— DIRECTIONS —
Reproduce the whole listing, keeping every character the same.

(Beginning of RECORDS FOR THIS TASK)

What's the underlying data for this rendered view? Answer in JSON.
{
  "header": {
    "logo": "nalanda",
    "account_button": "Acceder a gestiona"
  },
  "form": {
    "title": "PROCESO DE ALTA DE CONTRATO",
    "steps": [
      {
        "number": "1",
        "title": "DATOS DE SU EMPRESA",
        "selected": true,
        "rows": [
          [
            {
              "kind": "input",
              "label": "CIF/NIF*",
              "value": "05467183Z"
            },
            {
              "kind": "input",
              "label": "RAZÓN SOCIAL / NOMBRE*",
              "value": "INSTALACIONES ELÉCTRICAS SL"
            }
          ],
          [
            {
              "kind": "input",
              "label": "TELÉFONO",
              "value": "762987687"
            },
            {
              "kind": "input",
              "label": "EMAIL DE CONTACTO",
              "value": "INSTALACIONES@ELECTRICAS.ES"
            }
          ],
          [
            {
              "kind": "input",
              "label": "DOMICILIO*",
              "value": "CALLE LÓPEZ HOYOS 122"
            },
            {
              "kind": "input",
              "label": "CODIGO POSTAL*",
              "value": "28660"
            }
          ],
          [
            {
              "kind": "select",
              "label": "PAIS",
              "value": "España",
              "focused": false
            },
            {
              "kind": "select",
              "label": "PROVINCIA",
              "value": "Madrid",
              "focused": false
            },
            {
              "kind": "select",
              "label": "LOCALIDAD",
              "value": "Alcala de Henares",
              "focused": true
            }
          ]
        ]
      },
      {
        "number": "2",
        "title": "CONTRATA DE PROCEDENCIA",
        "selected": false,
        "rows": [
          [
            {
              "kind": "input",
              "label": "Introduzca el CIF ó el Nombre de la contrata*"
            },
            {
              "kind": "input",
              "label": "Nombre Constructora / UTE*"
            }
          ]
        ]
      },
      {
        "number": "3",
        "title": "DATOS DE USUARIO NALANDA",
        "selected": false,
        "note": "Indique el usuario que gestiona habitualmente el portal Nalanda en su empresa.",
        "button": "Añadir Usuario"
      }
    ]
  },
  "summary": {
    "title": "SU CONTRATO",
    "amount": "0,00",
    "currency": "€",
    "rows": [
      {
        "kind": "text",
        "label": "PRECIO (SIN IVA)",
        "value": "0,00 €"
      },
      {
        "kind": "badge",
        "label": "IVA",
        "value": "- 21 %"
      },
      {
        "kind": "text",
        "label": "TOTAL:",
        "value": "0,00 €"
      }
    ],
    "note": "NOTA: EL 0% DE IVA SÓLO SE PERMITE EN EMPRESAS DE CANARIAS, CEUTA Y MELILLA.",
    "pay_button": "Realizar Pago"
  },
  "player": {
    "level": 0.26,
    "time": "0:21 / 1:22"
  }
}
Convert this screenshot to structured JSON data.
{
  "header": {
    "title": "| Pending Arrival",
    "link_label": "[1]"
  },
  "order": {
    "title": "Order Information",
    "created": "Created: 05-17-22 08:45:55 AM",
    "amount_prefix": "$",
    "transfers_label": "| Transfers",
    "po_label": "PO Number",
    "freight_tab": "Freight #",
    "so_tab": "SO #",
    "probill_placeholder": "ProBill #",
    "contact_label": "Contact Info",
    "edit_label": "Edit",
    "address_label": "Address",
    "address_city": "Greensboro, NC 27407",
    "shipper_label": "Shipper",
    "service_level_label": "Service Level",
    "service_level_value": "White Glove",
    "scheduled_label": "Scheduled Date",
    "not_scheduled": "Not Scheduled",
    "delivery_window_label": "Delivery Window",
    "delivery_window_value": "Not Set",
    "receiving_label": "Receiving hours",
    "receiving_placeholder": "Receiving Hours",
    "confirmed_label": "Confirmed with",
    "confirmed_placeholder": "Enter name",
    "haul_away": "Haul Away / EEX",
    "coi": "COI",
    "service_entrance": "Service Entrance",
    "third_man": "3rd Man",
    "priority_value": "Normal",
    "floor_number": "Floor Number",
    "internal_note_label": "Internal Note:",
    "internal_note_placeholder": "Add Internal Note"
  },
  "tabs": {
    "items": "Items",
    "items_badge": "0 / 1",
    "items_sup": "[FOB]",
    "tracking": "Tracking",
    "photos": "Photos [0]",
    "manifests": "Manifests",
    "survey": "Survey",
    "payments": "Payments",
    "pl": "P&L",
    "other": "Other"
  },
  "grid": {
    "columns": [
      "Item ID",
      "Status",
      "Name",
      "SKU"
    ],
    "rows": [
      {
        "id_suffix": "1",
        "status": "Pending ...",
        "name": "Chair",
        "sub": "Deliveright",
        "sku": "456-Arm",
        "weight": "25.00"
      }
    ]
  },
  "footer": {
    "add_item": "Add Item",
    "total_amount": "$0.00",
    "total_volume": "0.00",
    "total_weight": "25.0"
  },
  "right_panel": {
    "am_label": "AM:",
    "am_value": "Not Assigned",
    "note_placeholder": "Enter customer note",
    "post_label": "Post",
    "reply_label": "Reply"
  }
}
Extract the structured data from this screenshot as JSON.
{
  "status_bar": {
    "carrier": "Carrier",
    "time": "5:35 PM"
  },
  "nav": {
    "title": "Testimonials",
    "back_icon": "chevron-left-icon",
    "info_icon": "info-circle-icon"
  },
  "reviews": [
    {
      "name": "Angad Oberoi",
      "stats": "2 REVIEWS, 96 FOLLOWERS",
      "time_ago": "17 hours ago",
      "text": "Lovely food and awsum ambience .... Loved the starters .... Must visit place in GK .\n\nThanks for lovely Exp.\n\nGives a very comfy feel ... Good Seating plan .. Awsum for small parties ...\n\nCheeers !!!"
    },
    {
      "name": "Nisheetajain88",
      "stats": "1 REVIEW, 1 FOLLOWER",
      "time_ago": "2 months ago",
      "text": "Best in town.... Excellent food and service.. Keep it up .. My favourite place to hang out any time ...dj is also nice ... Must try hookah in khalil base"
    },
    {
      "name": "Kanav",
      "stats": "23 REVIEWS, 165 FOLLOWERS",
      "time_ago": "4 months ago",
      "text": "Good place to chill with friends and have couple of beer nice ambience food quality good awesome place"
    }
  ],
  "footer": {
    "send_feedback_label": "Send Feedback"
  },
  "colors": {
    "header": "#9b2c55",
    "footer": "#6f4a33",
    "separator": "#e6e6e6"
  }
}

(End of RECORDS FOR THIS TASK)

— OUTPUT FOR THIS EXERCISE —
What's the underlying data for this rendered view? Answer in JSON.
{
  "header": {
    "logo": "nalanda",
    "account_button": "Acceder a gestiona"
  },
  "form": {
    "title": "PROCESO DE ALTA DE CONTRATO",
    "steps": [
      {
        "number": "1",
        "title": "DATOS DE SU EMPRESA",
        "selected": true,
        "rows": [
          [
            {
              "kind": "input",
              "label": "CIF/NIF*",
              "value": "05467183Z"
            },
            {
              "kind": "input",
              "label": "RAZÓN SOCIAL / NOMBRE*",
              "value": "INSTALACIONES ELÉCTRICAS SL"
            }
          ],
          [
            {
              "kind": "input",
              "label": "TELÉFONO",
              "value": "762987687"
            },
            {
              "kind": "input",
              "label": "EMAIL DE CONTACTO",
              "value": "INSTALACIONES@ELECTRICAS.ES"
            }
          ],
          [
            {
              "kind": "input",
              "label": "DOMICILIO*",
              "value": "CALLE LÓPEZ HOYOS 122"
            },
            {
              "kind": "input",
              "label": "CODIGO POSTAL*",
              "value": "28660"
            }
          ],
          [
            {
              "kind": "select",
              "label": "PAIS",
              "value": "España",
              "focused": false
            },
            {
              "kind": "select",
              "label": "PROVINCIA",
              "value": "Madrid",
              "focused": false
            },
            {
              "kind": "select",
              "label": "LOCALIDAD",
              "value": "Alcala de Henares",
              "focused": true
            }
          ]
        ]
      },
      {
        "number": "2",
        "title": "CONTRATA DE PROCEDENCIA",
        "selected": false,
        "rows": [
          [
            {
              "kind": "input",
              "label": "Introduzca el CIF ó el Nombre de la contrata*"
            },
            {
              "kind": "input",
              "label": "Nombre Constructora / UTE*"
            }
          ]
        ]
      },
      {
        "number": "3",
        "title": "DATOS DE USUARIO NALANDA",
        "selected": false,
        "note": "Indique el usuario que gestiona habitualmente el portal Nalanda en su empresa.",
        "button": "Añadir Usuario"
      }
    ]
  },
  "summary": {
    "title": "SU CONTRATO",
    "amount": "0,00",
    "currency": "€",
    "rows": [
      {
        "kind": "text",
        "label": "PRECIO (SIN IVA)",
        "value": "0,00 €"
      },
      {
        "kind": "badge",
        "label": "IVA",
        "value": "- 21 %"
      },
      {
        "kind": "text",
        "label": "TOTAL:",
        "value": "0,00 €"
      }
    ],
    "note": "NOTA: EL 0% DE IVA SÓLO SE PERMITE EN EMPRESAS DE CANARIAS, CEUTA Y MELILLA.",
    "pay_button": "Realizar Pago"
  },
  "player": {
    "level": 0.26,
    "time": "0:21 / 1:22"
  }
}
Convert this screenshot to structured JSON data.
{
  "header": {
    "title": "| Pending Arrival",
    "link_label": "[1]"
  },
  "order": {
    "title": "Order Information",
    "created": "Created: 05-17-22 08:45:55 AM",
    "amount_prefix": "$",
    "transfers_label": "| Transfers",
    "po_label": "PO Number",
    "freight_tab": "Freight #",
    "so_tab": "SO #",
    "probill_placeholder": "ProBill #",
    "contact_label": "Contact Info",
    "edit_label": "Edit",
    "address_label": "Address",
    "address_city": "Greensboro, NC 27407",
    "shipper_label": "Shipper",
    "service_level_label": "Service Level",
    "service_level_value": "White Glove",
    "scheduled_label": "Scheduled Date",
    "not_scheduled": "Not Scheduled",
    "delivery_window_label": "Delivery Window",
    "delivery_window_value": "Not Set",
    "receiving_label": "Receiving hours",
    "receiving_placeholder": "Receiving Hours",
    "confirmed_label": "Confirmed with",
    "confirmed_placeholder": "Enter name",
    "haul_away": "Haul Away / EEX",
    "coi": "COI",
    "service_entrance": "Service Entrance",
    "third_man": "3rd Man",
    "priority_value": "Normal",
    "floor_number": "Floor Number",
    "internal_note_label": "Internal Note:",
    "internal_note_placeholder": "Add Internal Note"
  },
  "tabs": {
    "items": "Items",
    "items_badge": "0 / 1",
    "items_sup": "[FOB]",
    "tracking": "Tracking",
    "photos": "Photos [0]",
    "manifests": "Manifests",
    "survey": "Survey",
    "payments": "Payments",
    "pl": "P&L",
    "other": "Other"
  },
  "grid": {
    "columns": [
      "Item ID",
      "Status",
      "Name",
      "SKU"
    ],
    "rows": [
      {
        "id_suffix": "1",
        "status": "Pending ...",
        "name": "Chair",
        "sub": "Deliveright",
        "sku": "456-Arm",
        "weight": "25.00"
      }
    ]
  },
  "footer": {
    "add_item": "Add Item",
    "total_amount": "$0.00",
    "total_volume": "0.00",
    "total_weight": "25.0"
  },
  "right_panel": {
    "am_label": "AM:",
    "am_value": "Not Assigned",
    "note_placeholder": "Enter customer note",
    "post_label": "Post",
    "reply_label": "Reply"
  }
}
Extract the structured data from this screenshot as JSON.
{
  "status_bar": {
    "carrier": "Carrier",
    "time": "5:35 PM"
  },
  "nav": {
    "title": "Testimonials",
    "back_icon": "chevron-left-icon",
    "info_icon": "info-circle-icon"
  },
  "reviews": [
    {
      "name": "Angad Oberoi",
      "stats": "2 REVIEWS, 96 FOLLOWERS",
      "time_ago": "17 hours ago",
      "text": "Lovely food and awsum ambience .... Loved the starters .... Must visit place in GK .\n\nThanks for lovely Exp.\n\nGives a very comfy feel ... Good Seating plan .. Awsum for small parties ...\n\nCheeers !!!"
    },
    {
      "name": "Nisheetajain88",
      "stats": "1 REVIEW, 1 FOLLOWER",
      "time_ago": "2 months ago",
      "text": "Best in town.... Excellent food and service.. Keep it up .. My favourite place to hang out any time ...dj is also nice ... Must try hookah in khalil base"
    },
    {
      "name": "Kanav",
      "stats": "23 REVIEWS, 165 FOLLOWERS",
      "time_ago": "4 months ago",
      "text": "Good place to chill with friends and have couple of beer nice ambience food quality good awesome place"
    }
  ],
  "footer": {
    "send_feedback_label": "Send Feedback"
  },
  "colors": {
    "header": "#9b2c55",
    "footer": "#6f4a33",
    "separator": "#e6e6e6"
  }
}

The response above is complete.